Word for word, restate each of the records below.

——————

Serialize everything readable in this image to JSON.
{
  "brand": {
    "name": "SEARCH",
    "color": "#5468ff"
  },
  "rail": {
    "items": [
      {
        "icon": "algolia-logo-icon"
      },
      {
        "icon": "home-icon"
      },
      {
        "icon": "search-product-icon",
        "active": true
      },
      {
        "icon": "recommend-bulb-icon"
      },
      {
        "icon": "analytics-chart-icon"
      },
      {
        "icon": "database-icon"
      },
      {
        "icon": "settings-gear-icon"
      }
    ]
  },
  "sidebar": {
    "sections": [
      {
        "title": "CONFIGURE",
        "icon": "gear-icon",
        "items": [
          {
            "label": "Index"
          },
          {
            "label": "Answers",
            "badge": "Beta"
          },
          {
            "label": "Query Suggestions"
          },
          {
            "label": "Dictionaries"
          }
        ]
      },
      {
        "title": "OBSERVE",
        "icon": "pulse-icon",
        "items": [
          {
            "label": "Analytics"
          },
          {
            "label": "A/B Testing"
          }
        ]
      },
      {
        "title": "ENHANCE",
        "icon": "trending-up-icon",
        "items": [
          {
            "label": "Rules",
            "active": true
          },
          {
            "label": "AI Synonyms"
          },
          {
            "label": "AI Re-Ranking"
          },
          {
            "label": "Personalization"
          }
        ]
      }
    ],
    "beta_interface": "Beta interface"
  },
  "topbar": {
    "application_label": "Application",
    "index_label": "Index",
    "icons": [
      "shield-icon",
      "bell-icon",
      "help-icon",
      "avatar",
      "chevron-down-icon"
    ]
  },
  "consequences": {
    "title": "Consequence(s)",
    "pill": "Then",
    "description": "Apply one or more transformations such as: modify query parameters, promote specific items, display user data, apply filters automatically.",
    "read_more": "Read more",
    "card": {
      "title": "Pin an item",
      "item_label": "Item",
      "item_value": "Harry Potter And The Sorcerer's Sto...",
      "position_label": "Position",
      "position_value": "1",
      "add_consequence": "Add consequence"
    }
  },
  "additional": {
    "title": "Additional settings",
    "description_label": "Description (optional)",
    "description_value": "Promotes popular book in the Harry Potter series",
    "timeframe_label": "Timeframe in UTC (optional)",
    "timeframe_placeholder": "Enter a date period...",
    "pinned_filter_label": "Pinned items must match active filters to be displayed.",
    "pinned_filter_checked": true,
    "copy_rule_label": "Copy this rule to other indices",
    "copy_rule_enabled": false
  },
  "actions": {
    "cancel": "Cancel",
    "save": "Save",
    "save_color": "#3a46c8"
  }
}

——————

(Solution below)
Serialize everything readable in this image to JSON.
{
  "brand": {
    "name": "SEARCH",
    "color": "#5468ff"
  },
  "rail": {
    "items": [
      {
        "icon": "algolia-logo-icon"
      },
      {
        "icon": "home-icon"
      },
      {
        "icon": "search-product-icon",
        "active": true
      },
      {
        "icon": "recommend-bulb-icon"
      },
      {
        "icon": "analytics-chart-icon"
      },
      {
        "icon": "database-icon"
      },
      {
        "icon": "settings-gear-icon"
      }
    ]
  },
  "sidebar": {
    "sections": [
      {
        "title": "CONFIGURE",
        "icon": "gear-icon",
        "items": [
          {
            "label": "Index"
          },
          {
            "label": "Answers",
            "badge": "Beta"
          },
          {
            "label": "Query Suggestions"
          },
          {
            "label": "Dictionaries"
          }
        ]
      },
      {
        "title": "OBSERVE",
        "icon": "pulse-icon",
        "items": [
          {
            "label": "Analytics"
          },
          {
            "label": "A/B Testing"
          }
        ]
      },
      {
        "title": "ENHANCE",
        "icon": "trending-up-icon",
        "items": [
          {
            "label": "Rules",
            "active": true
          },
          {
            "label": "AI Synonyms"
          },
          {
            "label": "AI Re-Ranking"
          },
          {
            "label": "Personalization"
          }
        ]
      }
    ],
    "beta_interface": "Beta interface"
  },
  "topbar": {
    "application_label": "Application",
    "index_label": "Index",
    "icons": [
      "shield-icon",
      "bell-icon",
      "help-icon",
      "avatar",
      "chevron-down-icon"
    ]
  },
  "consequences": {
    "title": "Consequence(s)",
    "pill": "Then",
    "description": "Apply one or more transformations such as: modify query parameters, promote specific items, display user data, apply filters automatically.",
    "read_more": "Read more",
    "card": {
      "title": "Pin an item",
      "item_label": "Item",
      "item_value": "Harry Potter And The Sorcerer's Sto...",
      "position_label": "Position",
      "position_value": "1",
      "add_consequence": "Add consequence"
    }
  },
  "additional": {
    "title": "Additional settings",
    "description_label": "Description (optional)",
    "description_value": "Promotes popular book in the Harry Potter series",
    "timeframe_label": "Timeframe in UTC (optional)",
    "timeframe_placeholder": "Enter a date period...",
    "pinned_filter_label": "Pinned items must match active filters to be displayed.",
    "pinned_filter_checked": true,
    "copy_rule_label": "Copy this rule to other indices",
    "copy_rule_enabled": false
  },
  "actions": {
    "cancel": "Cancel",
    "save": "Save",
    "save_color": "#3a46c8"
  }
}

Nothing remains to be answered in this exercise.